First, consider the baseline, which is the starting point that the manifesto will have to work from. Identifying needs such as tackling inequalities, quality of education and cost of living, consider then for yourself if what we need are core structural changes backed by political will to ensure sustained outcomes however expensive it may seem, or would we rather temporary fixes, which too are expensive, but in no way guarantee that the systems in place will be changed to make way for fresh new policies.

You might not agree with everything BN or PR proposes, but they are at the end of the day political manifestos to win our votes. It is only fair to go through the manifestos in its entirety and not in piece meals limiting ourselves to personal sentiments, and only what our hearts and pockets desires.

If one is contented with one’s current situation, afraid of change and is happy to be considered qualified for welfare aids like BR1M angpows, by all means your vote should be for BN. However, if you are willing to step up for the sake of your livelihood and that of your children in hopes for structural and fundamental changes within a cleaner government, a vote for PR might be your salvation. Many already are excited by the prospects of PR, as showcased in the past 5 short years in the four Pakatan-led states.

Albert Einstein famously said that, “Insanity is doing the same thing over and over again and expecting different results.” And you will be insane to hope for a change if you vote for status quo.

Your vote counts! “No man is good enough to govern another man, without that other’s consent.” – Abraham Lincoln

* Datas and figures are derived from EPU, DOSM, HIS 2009, HDR 2011, World databank and BNM. For details, please refer to BLINDSPOT (

]]> 6
Malaysia is No 11 in the World Spending for Foreign Workers Tue, 15 Jan 2013 14:14:21 +0000 MALAYSIA’s FOREIGN WORKERS SALARY

We are number 11 out of 170 nations in the world!
Current total Malaysian workforce is at 12.7 million.

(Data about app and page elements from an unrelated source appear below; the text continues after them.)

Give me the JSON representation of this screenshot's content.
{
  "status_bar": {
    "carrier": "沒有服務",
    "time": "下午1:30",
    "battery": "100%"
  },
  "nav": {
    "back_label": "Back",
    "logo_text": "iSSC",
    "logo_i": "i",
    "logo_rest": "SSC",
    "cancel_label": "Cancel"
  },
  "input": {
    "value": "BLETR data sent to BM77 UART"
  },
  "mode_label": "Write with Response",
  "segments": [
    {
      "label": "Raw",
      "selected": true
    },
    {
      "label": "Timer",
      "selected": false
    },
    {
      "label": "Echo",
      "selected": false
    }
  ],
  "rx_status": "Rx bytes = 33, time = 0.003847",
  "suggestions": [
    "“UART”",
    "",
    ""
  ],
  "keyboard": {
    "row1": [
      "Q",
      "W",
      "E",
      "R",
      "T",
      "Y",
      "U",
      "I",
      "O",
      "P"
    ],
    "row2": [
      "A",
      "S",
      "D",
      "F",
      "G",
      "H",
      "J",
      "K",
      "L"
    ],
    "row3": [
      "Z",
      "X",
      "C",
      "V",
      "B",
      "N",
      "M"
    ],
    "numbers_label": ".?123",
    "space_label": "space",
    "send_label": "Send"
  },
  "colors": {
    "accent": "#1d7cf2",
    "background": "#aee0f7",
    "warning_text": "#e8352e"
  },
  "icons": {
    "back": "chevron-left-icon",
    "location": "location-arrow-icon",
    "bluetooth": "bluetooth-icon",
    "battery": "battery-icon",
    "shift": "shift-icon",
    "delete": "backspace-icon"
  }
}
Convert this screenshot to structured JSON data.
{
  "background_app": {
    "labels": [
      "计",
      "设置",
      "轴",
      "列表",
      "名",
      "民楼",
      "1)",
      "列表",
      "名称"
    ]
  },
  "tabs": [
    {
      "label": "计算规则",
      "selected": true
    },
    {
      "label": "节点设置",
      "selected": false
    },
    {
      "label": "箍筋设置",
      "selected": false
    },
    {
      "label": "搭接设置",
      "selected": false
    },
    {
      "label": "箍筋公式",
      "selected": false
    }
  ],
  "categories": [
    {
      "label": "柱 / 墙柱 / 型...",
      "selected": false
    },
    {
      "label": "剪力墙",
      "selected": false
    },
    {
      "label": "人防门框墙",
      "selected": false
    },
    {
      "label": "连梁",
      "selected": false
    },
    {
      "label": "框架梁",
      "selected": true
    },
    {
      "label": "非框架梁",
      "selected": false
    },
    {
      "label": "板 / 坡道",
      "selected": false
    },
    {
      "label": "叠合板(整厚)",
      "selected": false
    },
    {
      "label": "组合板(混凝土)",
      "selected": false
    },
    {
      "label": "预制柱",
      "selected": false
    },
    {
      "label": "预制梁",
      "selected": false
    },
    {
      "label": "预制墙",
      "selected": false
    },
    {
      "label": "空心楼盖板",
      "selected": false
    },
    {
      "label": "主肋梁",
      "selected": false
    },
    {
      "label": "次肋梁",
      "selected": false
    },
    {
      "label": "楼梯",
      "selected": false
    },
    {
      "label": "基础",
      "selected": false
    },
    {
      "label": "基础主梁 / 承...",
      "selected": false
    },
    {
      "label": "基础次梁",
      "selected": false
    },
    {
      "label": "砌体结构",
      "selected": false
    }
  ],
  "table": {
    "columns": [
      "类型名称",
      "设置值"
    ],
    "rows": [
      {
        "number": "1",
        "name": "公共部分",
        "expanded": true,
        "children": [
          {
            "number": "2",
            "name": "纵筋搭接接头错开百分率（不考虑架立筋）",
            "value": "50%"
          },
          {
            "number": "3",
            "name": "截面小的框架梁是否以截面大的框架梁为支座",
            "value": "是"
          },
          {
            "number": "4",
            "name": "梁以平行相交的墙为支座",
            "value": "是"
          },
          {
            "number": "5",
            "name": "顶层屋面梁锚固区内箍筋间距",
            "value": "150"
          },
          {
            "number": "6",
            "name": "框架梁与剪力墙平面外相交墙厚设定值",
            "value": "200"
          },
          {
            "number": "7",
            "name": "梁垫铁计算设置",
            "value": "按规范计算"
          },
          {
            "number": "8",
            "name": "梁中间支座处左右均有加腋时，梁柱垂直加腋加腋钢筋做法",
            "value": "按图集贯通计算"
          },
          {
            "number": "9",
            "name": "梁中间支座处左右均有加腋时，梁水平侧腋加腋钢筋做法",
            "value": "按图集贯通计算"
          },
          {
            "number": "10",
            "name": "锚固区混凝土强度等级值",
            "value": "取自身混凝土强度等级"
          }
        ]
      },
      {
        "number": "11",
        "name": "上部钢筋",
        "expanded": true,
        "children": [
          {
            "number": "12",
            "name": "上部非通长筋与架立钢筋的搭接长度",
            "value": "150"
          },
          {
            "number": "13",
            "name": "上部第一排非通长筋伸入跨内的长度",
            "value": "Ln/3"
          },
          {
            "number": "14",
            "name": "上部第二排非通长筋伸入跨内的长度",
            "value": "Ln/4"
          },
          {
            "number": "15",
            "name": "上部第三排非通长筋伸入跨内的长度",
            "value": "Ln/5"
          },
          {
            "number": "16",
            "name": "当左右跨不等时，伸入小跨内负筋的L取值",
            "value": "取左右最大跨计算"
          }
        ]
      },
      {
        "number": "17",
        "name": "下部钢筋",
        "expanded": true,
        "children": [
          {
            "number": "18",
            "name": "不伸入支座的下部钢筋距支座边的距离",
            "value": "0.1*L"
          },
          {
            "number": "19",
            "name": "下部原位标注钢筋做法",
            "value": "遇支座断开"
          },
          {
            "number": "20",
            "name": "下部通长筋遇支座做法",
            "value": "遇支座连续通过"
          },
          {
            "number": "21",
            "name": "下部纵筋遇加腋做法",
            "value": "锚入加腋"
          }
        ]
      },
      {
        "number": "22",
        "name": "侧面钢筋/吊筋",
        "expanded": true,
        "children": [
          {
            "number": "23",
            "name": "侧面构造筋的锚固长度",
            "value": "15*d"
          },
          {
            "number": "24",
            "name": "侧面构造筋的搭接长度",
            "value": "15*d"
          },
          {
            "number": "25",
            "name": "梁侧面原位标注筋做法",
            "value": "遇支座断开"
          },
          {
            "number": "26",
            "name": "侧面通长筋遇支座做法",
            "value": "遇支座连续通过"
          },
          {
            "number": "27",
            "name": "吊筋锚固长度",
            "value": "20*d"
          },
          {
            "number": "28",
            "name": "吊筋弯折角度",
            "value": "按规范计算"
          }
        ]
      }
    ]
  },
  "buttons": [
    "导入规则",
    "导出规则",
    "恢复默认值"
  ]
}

We are spending USD 6.5 Billion = RM20 Billion / annually for these workers and they will repatriate a portion of this money back home.
Malaysia needs foreign labour to fill in gaps but do we risk lowering market wage rates for Malaysians, social illnesses, and large outflow of funds in remittances?

Foreign Workers Spending

Current total Malaysian workforce is at 12.7 million. Of this 16% are made up of legal foreign workers at ~ 2 million. Forecasted total workforce in 2020 is 16 million in total with 4 million legal foreign workers
Question: Influx of foreign workers. What are the implications of a foreign labour dependent economy?

Foreign Workers Breakdown

Malaysia needs foreign labour to fill in gaps but do we risk lowering market wage rates for Malaysians, social illnesses, and large outflow of funds in remittances?

]]> 0